I think a lot of women; about 51% seek complementary and alternative medicine (CAM) for managing the symptoms associated with menopause as they consider it as safe and effective option with no risk associated with it, as it’s natural. However the majority of the women using CAM do not discuss it with their health care provider. Hence it is very important to reconcile their current medication list at each visit and educate patient on importance of informing their health care provider if they are using any alternative or complementary treatments such as plant estrogens, bioidentical hormones, black cohosh etc in managing their symptoms of menopause to prevent any adverse effects resulting from drug interactions.

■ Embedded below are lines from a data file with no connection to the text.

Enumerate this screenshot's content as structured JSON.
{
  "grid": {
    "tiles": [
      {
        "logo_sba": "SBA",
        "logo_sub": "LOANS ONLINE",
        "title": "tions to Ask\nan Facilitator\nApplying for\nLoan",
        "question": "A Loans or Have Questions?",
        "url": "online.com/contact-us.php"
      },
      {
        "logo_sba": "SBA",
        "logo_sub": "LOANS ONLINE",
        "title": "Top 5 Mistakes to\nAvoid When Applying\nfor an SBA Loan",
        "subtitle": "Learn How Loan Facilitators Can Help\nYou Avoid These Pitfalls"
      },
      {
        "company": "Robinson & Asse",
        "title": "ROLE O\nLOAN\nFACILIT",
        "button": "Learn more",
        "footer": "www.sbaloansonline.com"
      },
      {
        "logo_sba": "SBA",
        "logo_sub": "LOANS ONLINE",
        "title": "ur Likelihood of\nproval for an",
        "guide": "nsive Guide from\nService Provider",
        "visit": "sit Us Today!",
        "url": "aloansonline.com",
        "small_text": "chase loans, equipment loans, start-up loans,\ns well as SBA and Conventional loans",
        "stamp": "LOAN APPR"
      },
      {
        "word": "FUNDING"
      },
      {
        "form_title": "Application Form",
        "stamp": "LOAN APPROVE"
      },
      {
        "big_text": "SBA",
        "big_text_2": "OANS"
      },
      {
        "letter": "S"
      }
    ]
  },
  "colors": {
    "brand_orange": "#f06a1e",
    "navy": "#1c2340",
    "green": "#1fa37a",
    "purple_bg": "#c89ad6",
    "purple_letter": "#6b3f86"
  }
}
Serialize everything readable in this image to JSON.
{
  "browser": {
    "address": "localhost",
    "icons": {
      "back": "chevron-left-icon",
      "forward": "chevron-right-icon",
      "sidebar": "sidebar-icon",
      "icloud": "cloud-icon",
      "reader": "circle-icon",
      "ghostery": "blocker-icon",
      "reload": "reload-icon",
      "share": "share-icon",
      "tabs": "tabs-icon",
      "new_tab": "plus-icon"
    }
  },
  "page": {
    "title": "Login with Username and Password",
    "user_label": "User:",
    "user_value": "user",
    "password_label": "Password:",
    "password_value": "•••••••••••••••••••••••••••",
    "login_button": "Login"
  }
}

References

Johnson, A., Roberts, L., & Elkins, G. (2019). Complementary and Alternative Medicine for Menopause. Journal of evidence-based integrative medicine24, 2515690X19829380. https://doi.org/10.1177/2515690X19829380

Rosenthal, L. D., & Burchum, J. R. (2021). Lehne’s pharmacotherapeutics for advanced practice nurses and physician assistants (2nd ed.) St. Louis, MO: Elsevier.